> [Task brief]: Each record is to be written out exactly as it appears.

═══ Input for this task ═══

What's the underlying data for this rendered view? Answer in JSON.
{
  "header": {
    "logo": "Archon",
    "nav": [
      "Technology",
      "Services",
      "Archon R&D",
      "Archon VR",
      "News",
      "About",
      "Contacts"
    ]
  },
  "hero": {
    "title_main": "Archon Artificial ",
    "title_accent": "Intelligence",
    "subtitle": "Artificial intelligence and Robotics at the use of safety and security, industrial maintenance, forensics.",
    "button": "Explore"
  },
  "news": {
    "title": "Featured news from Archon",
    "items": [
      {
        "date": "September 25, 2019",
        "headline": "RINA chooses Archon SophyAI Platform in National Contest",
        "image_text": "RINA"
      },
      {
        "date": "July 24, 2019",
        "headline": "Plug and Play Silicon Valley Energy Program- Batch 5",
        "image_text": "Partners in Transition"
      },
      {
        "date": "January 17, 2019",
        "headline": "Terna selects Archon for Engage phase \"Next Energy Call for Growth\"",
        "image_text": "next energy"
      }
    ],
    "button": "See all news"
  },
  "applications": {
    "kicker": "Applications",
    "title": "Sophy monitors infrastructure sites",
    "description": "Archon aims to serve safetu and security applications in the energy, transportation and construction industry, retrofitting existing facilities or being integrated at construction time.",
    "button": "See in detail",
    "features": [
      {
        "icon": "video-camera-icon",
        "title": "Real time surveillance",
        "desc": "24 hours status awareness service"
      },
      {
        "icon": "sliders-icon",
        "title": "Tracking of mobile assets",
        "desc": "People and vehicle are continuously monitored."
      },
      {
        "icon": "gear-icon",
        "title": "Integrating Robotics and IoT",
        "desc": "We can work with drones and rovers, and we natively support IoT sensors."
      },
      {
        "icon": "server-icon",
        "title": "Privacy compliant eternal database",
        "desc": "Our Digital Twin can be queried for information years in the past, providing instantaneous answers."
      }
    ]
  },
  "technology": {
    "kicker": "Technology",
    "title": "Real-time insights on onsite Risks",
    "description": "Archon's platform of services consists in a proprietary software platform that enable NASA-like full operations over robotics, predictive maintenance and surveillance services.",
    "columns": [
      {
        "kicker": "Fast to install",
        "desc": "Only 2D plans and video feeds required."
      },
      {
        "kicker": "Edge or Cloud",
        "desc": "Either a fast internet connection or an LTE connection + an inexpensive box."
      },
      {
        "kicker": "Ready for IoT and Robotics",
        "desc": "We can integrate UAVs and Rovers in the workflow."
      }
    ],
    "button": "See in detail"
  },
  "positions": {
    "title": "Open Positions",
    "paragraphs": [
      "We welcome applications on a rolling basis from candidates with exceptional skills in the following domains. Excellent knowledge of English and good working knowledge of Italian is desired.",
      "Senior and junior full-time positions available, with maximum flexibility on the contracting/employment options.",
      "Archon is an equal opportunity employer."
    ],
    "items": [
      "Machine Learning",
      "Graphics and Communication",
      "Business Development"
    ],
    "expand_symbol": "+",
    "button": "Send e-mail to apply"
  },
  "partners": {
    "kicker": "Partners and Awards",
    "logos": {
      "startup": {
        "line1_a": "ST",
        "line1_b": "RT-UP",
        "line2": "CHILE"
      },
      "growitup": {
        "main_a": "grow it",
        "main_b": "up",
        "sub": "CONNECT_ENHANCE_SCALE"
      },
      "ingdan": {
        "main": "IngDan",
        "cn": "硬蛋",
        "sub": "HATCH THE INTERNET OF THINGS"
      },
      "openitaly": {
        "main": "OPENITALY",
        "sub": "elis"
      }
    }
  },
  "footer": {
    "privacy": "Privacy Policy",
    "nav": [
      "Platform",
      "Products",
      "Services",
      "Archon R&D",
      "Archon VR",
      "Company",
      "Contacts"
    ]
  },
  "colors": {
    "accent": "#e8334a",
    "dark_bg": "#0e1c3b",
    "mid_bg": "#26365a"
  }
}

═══

> [Solution]:
What's the underlying data for this rendered view? Answer in JSON.
{
  "header": {
    "logo": "Archon",
    "nav": [
      "Technology",
      "Services",
      "Archon R&D",
      "Archon VR",
      "News",
      "About",
      "Contacts"
    ]
  },
  "hero": {
    "title_main": "Archon Artificial ",
    "title_accent": "Intelligence",
    "subtitle": "Artificial intelligence and Robotics at the use of safety and security, industrial maintenance, forensics.",
    "button": "Explore"
  },
  "news": {
    "title": "Featured news from Archon",
    "items": [
      {
        "date": "September 25, 2019",
        "headline": "RINA chooses Archon SophyAI Platform in National Contest",
        "image_text": "RINA"
      },
      {
        "date": "July 24, 2019",
        "headline": "Plug and Play Silicon Valley Energy Program- Batch 5",
        "image_text": "Partners in Transition"
      },
      {
        "date": "January 17, 2019",
        "headline": "Terna selects Archon for Engage phase \"Next Energy Call for Growth\"",
        "image_text": "next energy"
      }
    ],
    "button": "See all news"
  },
  "applications": {
    "kicker": "Applications",
    "title": "Sophy monitors infrastructure sites",
    "description": "Archon aims to serve safetu and security applications in the energy, transportation and construction industry, retrofitting existing facilities or being integrated at construction time.",
    "button": "See in detail",
    "features": [
      {
        "icon": "video-camera-icon",
        "title": "Real time surveillance",
        "desc": "24 hours status awareness service"
      },
      {
        "icon": "sliders-icon",
        "title": "Tracking of mobile assets",
        "desc": "People and vehicle are continuously monitored."
      },
      {
        "icon": "gear-icon",
        "title": "Integrating Robotics and IoT",
        "desc": "We can work with drones and rovers, and we natively support IoT sensors."
      },
      {
        "icon": "server-icon",
        "title": "Privacy compliant eternal database",
        "desc": "Our Digital Twin can be queried for information years in the past, providing instantaneous answers."
      }
    ]
  },
  "technology": {
    "kicker": "Technology",
    "title": "Real-time insights on onsite Risks",
    "description": "Archon's platform of services consists in a proprietary software platform that enable NASA-like full operations over robotics, predictive maintenance and surveillance services.",
    "columns": [
      {
        "kicker": "Fast to install",
        "desc": "Only 2D plans and video feeds required."
      },
      {
        "kicker": "Edge or Cloud",
        "desc": "Either a fast internet connection or an LTE connection + an inexpensive box."
      },
      {
        "kicker": "Ready for IoT and Robotics",
        "desc": "We can integrate UAVs and Rovers in the workflow."
      }
    ],
    "button": "See in detail"
  },
  "positions": {
    "title": "Open Positions",
    "paragraphs": [
      "We welcome applications on a rolling basis from candidates with exceptional skills in the following domains. Excellent knowledge of English and good working knowledge of Italian is desired.",
      "Senior and junior full-time positions available, with maximum flexibility on the contracting/employment options.",
      "Archon is an equal opportunity employer."
    ],
    "items": [
      "Machine Learning",
      "Graphics and Communication",
      "Business Development"
    ],
    "expand_symbol": "+",
    "button": "Send e-mail to apply"
  },
  "partners": {
    "kicker": "Partners and Awards",
    "logos": {
      "startup": {
        "line1_a": "ST",
        "line1_b": "RT-UP",
        "line2": "CHILE"
      },
      "growitup": {
        "main_a": "grow it",
        "main_b": "up",
        "sub": "CONNECT_ENHANCE_SCALE"
      },
      "ingdan": {
        "main": "IngDan",
        "cn": "硬蛋",
        "sub": "HATCH THE INTERNET OF THINGS"
      },
      "openitaly": {
        "main": "OPENITALY",
        "sub": "elis"
      }
    }
  },
  "footer": {
    "privacy": "Privacy Policy",
    "nav": [
      "Platform",
      "Products",
      "Services",
      "Archon R&D",
      "Archon VR",
      "Company",
      "Contacts"
    ]
  },
  "colors": {
    "accent": "#e8334a",
    "dark_bg": "#0e1c3b",
    "mid_bg": "#26365a"
  }
}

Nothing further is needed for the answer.